* THE PROBLEM: Copy out all lines in the data below containing the string "Обозреватель".

* AVAILABLE RECORDS:

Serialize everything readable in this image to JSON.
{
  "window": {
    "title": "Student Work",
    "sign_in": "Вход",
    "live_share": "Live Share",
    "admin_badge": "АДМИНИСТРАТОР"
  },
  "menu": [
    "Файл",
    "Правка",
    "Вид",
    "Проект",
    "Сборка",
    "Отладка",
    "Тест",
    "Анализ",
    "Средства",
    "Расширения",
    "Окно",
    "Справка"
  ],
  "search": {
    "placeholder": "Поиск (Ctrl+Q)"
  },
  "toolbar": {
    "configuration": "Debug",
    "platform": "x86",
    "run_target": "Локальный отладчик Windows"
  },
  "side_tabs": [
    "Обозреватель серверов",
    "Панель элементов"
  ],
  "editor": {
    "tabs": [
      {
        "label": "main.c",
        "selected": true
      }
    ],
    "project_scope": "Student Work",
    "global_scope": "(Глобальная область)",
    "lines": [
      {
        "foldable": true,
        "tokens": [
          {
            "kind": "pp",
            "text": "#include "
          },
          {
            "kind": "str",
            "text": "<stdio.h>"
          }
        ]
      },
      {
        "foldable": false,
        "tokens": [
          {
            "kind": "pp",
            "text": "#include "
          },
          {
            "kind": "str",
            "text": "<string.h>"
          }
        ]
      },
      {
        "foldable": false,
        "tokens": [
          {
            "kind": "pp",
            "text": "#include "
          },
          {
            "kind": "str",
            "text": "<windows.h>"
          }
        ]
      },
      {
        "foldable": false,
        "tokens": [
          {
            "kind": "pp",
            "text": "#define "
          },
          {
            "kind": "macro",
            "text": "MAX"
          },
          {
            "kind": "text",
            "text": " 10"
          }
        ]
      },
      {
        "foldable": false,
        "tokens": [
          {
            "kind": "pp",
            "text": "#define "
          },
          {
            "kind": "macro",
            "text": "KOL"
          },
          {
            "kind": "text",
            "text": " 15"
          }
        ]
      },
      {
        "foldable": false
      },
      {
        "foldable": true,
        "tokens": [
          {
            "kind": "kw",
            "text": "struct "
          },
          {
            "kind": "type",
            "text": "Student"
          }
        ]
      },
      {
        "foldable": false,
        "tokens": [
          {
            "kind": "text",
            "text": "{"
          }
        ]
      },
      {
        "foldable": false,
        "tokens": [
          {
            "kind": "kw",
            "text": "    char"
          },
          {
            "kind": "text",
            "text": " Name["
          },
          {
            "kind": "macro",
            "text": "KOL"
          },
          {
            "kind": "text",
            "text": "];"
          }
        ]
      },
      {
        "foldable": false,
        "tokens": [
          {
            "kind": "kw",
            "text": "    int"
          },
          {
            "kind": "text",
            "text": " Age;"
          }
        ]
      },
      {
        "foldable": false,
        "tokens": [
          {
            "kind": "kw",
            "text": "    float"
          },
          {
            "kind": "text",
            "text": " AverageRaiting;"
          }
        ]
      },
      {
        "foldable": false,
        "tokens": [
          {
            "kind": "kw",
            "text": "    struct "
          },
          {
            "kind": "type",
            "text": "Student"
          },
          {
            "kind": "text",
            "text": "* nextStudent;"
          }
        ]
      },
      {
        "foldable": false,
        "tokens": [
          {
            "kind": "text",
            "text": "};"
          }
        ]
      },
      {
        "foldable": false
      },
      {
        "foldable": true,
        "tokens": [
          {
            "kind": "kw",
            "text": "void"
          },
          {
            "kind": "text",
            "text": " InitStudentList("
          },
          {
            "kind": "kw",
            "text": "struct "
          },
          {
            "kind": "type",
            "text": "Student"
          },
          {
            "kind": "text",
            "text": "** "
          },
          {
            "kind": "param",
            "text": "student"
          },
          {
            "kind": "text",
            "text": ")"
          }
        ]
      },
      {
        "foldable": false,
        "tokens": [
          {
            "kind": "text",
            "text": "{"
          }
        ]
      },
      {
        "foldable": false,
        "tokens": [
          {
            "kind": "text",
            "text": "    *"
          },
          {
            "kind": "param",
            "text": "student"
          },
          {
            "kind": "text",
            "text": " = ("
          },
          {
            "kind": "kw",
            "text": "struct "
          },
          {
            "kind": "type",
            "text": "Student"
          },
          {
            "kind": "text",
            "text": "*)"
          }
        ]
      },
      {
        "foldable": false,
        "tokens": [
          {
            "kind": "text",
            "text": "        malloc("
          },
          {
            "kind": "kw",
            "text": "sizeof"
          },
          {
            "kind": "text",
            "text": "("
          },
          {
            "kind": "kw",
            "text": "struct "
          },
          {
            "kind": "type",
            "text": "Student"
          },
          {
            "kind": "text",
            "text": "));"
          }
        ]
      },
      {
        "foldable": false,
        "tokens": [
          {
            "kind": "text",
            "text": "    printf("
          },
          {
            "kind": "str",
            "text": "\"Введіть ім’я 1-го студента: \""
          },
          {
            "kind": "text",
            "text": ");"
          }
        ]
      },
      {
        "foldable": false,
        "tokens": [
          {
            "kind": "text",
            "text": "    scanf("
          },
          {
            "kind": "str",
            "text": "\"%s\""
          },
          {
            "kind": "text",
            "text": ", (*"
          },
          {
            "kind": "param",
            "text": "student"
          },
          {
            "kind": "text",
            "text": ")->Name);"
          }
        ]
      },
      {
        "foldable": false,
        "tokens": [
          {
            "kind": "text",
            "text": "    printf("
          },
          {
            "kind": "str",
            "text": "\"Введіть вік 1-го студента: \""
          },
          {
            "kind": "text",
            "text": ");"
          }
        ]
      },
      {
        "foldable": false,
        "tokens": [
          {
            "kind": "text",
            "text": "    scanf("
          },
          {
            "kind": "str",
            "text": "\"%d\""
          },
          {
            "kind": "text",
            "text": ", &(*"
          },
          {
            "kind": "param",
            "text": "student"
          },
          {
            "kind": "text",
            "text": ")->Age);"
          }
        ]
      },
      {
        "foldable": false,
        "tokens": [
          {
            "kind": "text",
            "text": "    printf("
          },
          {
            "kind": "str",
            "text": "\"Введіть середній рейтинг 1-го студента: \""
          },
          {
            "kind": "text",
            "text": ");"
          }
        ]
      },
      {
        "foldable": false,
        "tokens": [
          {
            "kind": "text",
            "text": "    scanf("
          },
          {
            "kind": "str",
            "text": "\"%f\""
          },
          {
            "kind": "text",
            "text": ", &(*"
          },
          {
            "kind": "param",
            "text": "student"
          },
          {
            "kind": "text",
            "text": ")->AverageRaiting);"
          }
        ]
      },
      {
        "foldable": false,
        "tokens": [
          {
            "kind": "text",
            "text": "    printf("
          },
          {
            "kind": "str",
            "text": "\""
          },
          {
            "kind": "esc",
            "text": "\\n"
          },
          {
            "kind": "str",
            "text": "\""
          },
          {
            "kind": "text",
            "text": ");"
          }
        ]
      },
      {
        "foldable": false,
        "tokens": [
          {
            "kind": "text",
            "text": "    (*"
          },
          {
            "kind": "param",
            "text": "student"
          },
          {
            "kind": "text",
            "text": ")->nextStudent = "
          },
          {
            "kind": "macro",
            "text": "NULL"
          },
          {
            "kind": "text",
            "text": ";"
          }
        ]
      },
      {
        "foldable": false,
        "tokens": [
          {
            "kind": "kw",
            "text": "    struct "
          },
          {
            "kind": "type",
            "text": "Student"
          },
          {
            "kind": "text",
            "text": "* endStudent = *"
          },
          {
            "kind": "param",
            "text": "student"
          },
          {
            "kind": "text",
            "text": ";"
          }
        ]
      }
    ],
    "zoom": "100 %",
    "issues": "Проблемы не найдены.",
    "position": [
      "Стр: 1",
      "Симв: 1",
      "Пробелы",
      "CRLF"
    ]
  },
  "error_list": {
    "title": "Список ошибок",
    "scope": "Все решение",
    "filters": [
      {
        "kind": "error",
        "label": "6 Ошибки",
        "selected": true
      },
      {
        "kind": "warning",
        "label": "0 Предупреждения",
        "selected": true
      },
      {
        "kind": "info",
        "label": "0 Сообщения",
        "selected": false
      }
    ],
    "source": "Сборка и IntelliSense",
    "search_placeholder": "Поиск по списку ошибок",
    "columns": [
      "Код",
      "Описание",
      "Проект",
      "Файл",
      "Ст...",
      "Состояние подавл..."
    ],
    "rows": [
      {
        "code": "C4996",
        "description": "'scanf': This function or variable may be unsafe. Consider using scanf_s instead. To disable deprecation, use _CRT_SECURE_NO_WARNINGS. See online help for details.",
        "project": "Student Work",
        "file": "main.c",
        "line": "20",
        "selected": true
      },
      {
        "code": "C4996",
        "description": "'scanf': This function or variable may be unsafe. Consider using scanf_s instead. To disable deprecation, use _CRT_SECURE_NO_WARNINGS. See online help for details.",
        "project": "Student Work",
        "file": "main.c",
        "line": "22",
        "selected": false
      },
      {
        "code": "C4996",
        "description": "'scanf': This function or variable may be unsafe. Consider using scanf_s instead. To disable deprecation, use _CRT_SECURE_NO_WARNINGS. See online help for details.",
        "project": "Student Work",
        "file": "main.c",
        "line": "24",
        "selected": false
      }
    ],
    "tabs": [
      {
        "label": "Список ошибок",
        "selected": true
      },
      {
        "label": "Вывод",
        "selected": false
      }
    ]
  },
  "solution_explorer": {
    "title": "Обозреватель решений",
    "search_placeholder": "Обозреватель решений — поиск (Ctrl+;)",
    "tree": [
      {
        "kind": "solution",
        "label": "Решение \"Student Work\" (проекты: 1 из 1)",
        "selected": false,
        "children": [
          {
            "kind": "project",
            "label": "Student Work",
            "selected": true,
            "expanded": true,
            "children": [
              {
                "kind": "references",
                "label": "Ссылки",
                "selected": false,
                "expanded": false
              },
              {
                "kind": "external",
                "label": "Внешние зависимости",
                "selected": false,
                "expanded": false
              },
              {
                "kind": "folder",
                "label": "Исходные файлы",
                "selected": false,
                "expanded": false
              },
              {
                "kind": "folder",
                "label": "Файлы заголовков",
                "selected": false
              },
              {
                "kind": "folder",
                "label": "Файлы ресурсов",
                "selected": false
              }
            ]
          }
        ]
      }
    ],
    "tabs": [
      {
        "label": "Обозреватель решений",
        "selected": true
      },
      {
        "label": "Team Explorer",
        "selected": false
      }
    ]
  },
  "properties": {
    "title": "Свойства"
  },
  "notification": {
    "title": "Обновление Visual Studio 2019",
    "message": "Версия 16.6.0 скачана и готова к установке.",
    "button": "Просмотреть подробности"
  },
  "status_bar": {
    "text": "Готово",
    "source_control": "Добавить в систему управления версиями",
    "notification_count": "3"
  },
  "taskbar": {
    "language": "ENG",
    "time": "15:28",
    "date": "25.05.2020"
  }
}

* RESULT:
    "Обозреватель серверов",
    "title": "Обозреватель решений",
    "search_placeholder": "Обозреватель решений — поиск (Ctrl+;)",
        "label": "Обозреватель решений",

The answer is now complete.